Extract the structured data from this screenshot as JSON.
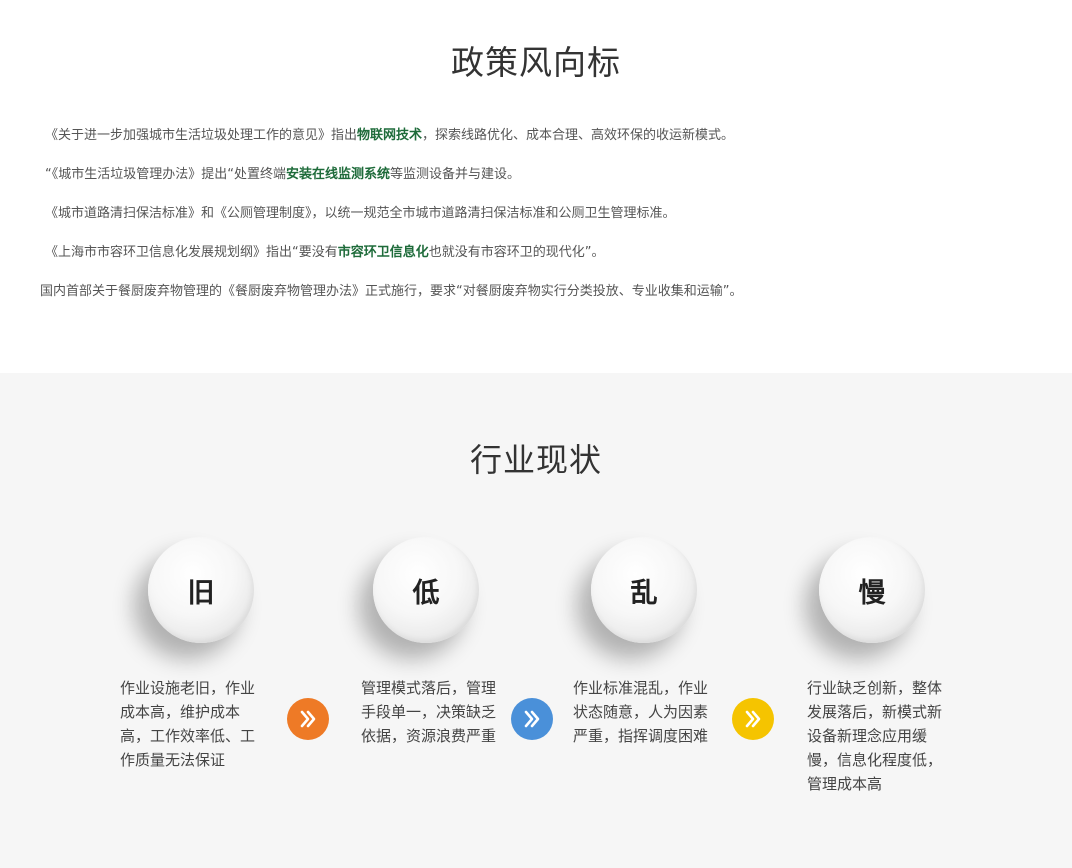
{
  "policy": {
    "title": "政策风向标",
    "lines": [
      {
        "before": "《关于进一步加强城市生活垃圾处理工作的意见》指出",
        "highlight": "物联网技术",
        "after": "，探索线路优化、成本合理、高效环保的收运新模式。"
      },
      {
        "before": "“《城市生活垃圾管理办法》提出“处置终端",
        "highlight": "安装在线监测系统",
        "after": "等监测设备并与建设。"
      },
      {
        "before": "《城市道路清扫保洁标准》和《公厕管理制度》，以统一规范全市城市道路清扫保洁标准和公厕卫生管理标准。",
        "highlight": "",
        "after": ""
      },
      {
        "before": "《上海市市容环卫信息化发展规划纲》指出“要没有",
        "highlight": "市容环卫信息化",
        "after": "也就没有市容环卫的现代化”。"
      },
      {
        "before": "国内首部关于餐厨废弃物管理的《餐厨废弃物管理办法》正式施行，要求“对餐厨废弃物实行分类投放、专业收集和运输”。",
        "highlight": "",
        "after": ""
      }
    ]
  },
  "industry": {
    "title": "行业现状",
    "items": [
      {
        "char": "旧",
        "desc": "作业设施老旧，作业成本高，维护成本高，工作效率低、工作质量无法保证"
      },
      {
        "char": "低",
        "desc": "管理模式落后，管理手段单一，决策缺乏依据，资源浪费严重"
      },
      {
        "char": "乱",
        "desc": "作业标准混乱，作业状态随意，人为因素严重，指挥调度困难"
      },
      {
        "char": "慢",
        "desc": "行业缺乏创新，整体发展落后，新模式新设备新理念应用缓慢，信息化程度低，管理成本高"
      }
    ],
    "arrows": [
      {
        "icon": "double-chevron-right-icon",
        "color": "#ee7a26"
      },
      {
        "icon": "double-chevron-right-icon",
        "color": "#4a90d9"
      },
      {
        "icon": "double-chevron-right-icon",
        "color": "#f5c400"
      }
    ]
  }
}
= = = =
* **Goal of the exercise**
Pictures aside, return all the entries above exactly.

* **Answer space**
Extract the structured data from this screenshot as JSON.
{
  "policy": {
    "title": "政策风向标",
    "lines": [
      {
        "before": "《关于进一步加强城市生活垃圾处理工作的意见》指出",
        "highlight": "物联网技术",
        "after": "，探索线路优化、成本合理、高效环保的收运新模式。"
      },
      {
        "before": "“《城市生活垃圾管理办法》提出“处置终端",
        "highlight": "安装在线监测系统",
        "after": "等监测设备并与建设。"
      },
      {
        "before": "《城市道路清扫保洁标准》和《公厕管理制度》，以统一规范全市城市道路清扫保洁标准和公厕卫生管理标准。",
        "highlight": "",
        "after": ""
      },
      {
        "before": "《上海市市容环卫信息化发展规划纲》指出“要没有",
        "highlight": "市容环卫信息化",
        "after": "也就没有市容环卫的现代化”。"
      },
      {
        "before": "国内首部关于餐厨废弃物管理的《餐厨废弃物管理办法》正式施行，要求“对餐厨废弃物实行分类投放、专业收集和运输”。",
        "highlight": "",
        "after": ""
      }
    ]
  },
  "industry": {
    "title": "行业现状",
    "items": [
      {
        "char": "旧",
        "desc": "作业设施老旧，作业成本高，维护成本高，工作效率低、工作质量无法保证"
      },
      {
        "char": "低",
        "desc": "管理模式落后，管理手段单一，决策缺乏依据，资源浪费严重"
      },
      {
        "char": "乱",
        "desc": "作业标准混乱，作业状态随意，人为因素严重，指挥调度困难"
      },
      {
        "char": "慢",
        "desc": "行业缺乏创新，整体发展落后，新模式新设备新理念应用缓慢，信息化程度低，管理成本高"
      }
    ],
    "arrows": [
      {
        "icon": "double-chevron-right-icon",
        "color": "#ee7a26"
      },
      {
        "icon": "double-chevron-right-icon",
        "color": "#4a90d9"
      },
      {
        "icon": "double-chevron-right-icon",
        "color": "#f5c400"
      }
    ]
  }
}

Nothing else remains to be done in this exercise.